Speech of Senator Sergio Osmeña III explaining his verdict on Chief Justice Renato Corona, May 29, 2012

Speech of Senator Sergio Osmeña III:
Explaining his verdict on Chief Justice Renato Corona

[Delivered on May 29, 2012]

Mr. President, esteemed colleagues, honorable members of the House of Representatives, distinguished members of both the prosecution and the defense panels, my countrymen.

In arriving at our decision today, we narrowed our concerns into four:

  1. Did Chief Justice Renato Corona violate the Constitution?
  2. Did he do it knowingly and willingly?
  3. Was the violation of such gravity as to warrant his impeachment?
  4. Has Justice Corona betrayed the public trust?

Ironically, the answers to the first two questions were supplied by the defendant himself when Justice Corona admitted that he did not disclose in his yearly Statement of Assets, Liabilities, and Net Worth (SALN) over PI80 million in cash and near-cash assets.

While not in consonance with the SALN law, Justice Corona gave as his excuse the FCDU law. Yet, nowhere in that FCDU law is the depositor not allowed to disclose his own deposits. All the FCDU law prohibits is the depository banks and third parties from disclosing the account and the amount of deposits.

Searching for the answer to the third question took a little longer. Is the violation of the SALN law of such gravity as to merit impeachment?

Not surprisingly, the answers were again supplied by Justice Corona and the High Court.

Numerous decisions on cases involving SALN law violations have been handed down by the Supreme Court. Among others: Rabe v. Flores; Concerned Taxpayer v. Doblada; Carabeo v. Court of Appeals; Office of the Court Administrator v. Usman; Flores v. Montemayor and several others.

In Rabe v. Flores, for example, the Supreme Court ruled that a simple, humble court interpreter in Davao del Norte in Mindanao had to be dismissed from service because she had failed to disclose in her Statement of Assets, Liabilities, and Net Worth that she rented a market stall in the Panabo market. The High Court further ruled that Ms. Flores was perpetually disqualified from holding office.

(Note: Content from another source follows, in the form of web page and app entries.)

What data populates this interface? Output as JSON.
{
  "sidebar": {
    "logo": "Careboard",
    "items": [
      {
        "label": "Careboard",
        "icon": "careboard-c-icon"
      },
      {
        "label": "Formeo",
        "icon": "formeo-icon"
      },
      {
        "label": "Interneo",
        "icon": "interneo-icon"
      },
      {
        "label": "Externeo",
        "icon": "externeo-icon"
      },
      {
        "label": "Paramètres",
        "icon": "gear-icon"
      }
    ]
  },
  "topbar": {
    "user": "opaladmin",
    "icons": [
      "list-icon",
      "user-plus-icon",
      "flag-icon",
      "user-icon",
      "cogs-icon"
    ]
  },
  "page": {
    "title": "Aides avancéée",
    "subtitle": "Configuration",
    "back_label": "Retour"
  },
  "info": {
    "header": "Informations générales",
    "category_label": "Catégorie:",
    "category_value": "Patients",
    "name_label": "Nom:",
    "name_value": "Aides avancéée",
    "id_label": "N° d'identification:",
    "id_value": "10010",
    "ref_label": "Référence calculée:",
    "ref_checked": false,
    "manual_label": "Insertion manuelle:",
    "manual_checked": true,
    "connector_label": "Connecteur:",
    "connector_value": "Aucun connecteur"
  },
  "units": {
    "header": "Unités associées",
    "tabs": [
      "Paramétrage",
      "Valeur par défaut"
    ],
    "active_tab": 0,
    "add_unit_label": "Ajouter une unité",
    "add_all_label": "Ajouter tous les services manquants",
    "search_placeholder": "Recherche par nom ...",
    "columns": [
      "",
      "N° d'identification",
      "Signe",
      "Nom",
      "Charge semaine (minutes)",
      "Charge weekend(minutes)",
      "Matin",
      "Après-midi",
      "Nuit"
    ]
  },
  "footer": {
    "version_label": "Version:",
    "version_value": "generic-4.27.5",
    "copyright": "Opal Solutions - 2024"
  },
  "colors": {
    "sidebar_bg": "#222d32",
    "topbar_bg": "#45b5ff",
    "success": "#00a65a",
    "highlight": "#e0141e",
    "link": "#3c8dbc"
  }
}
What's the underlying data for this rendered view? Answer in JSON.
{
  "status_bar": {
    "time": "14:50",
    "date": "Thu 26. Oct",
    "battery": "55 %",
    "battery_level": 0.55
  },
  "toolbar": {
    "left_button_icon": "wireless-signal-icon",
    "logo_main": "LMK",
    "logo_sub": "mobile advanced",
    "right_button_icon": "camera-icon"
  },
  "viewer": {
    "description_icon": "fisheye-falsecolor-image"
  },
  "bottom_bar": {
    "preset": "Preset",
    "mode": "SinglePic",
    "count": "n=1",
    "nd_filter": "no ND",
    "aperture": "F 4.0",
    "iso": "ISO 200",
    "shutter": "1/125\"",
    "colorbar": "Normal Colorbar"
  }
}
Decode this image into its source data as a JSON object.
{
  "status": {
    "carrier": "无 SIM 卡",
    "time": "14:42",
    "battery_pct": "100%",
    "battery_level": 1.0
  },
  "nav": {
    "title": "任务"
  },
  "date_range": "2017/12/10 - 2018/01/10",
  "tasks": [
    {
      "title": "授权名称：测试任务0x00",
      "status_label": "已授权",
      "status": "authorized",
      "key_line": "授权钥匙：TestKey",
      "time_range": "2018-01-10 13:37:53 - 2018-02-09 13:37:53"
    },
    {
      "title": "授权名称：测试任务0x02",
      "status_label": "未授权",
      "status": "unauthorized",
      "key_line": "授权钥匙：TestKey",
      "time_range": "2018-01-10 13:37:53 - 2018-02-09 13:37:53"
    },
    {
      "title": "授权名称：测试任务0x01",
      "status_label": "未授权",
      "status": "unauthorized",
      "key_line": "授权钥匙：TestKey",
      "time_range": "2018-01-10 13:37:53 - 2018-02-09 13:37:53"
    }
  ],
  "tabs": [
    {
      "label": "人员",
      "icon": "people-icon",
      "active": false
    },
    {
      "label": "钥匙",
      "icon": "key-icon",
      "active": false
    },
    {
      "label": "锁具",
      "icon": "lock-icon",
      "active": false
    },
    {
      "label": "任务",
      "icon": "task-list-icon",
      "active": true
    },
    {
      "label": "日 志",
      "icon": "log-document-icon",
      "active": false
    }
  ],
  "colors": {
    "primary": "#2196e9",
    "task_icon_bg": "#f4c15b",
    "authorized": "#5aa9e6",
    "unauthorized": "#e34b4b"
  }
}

I went a bit further and posed a hypothetical question to myself. If the Court had been supplied with a bank passbook belonging to Ms. Flores which showed a deposit of $10,000 which had not been reported in her SALN, would the Court’s ruling have been the same? Dismissal and perpetual disqualification from office?

My plain, ordinary, legally untrained but reasonable mind tells me “yes” the Supreme Court would have ruled similarly.

If these public officers had been dismissed from office for failing to declare far less remarkable, far less valuable assets in their SALNs, despite and regardless of their excuses, then there is more reason to apply the law when the assets in question amount to over PI 80 million.

We should not penalize the poor man for stealing a bicycle but rule that the rich man must first steal a Mercedes before he is subjected to a similar penalty.

My fourth and last question was: Did Justice Corona betray the public trust?

Again, ironically, the answer was supplied by Justice Corona and the Supreme Court.

For contained in the New Code of Judicial Conduct for the Philippine Judiciary under Canon 2 which covers integrity are two sections:

  1. Judges shall ensure that not only is their conduct above reproach but that it is perceived to be so in the view of a reasonable observer.
  2. The behavior and conduct of judges must reaffirm the people’s faith in the integrity of the Judiciary. Justice must not merely be done, but must also be seen to be done.

Mr. President, we all must face the Ms. Floreses of our country, whether in Mindanao, the Visayas, or Luzon. We must be able to tell them that justice is, to the best of our ability, being applied equally to the rich and to the poor, to the powerful and to the powerless.

The Senate Impeachment Court must restore the people’s faith in the judicial system. The Senate must bring about a higher level of moral standards in governance.

I therefore find for the people, guilty on Article II.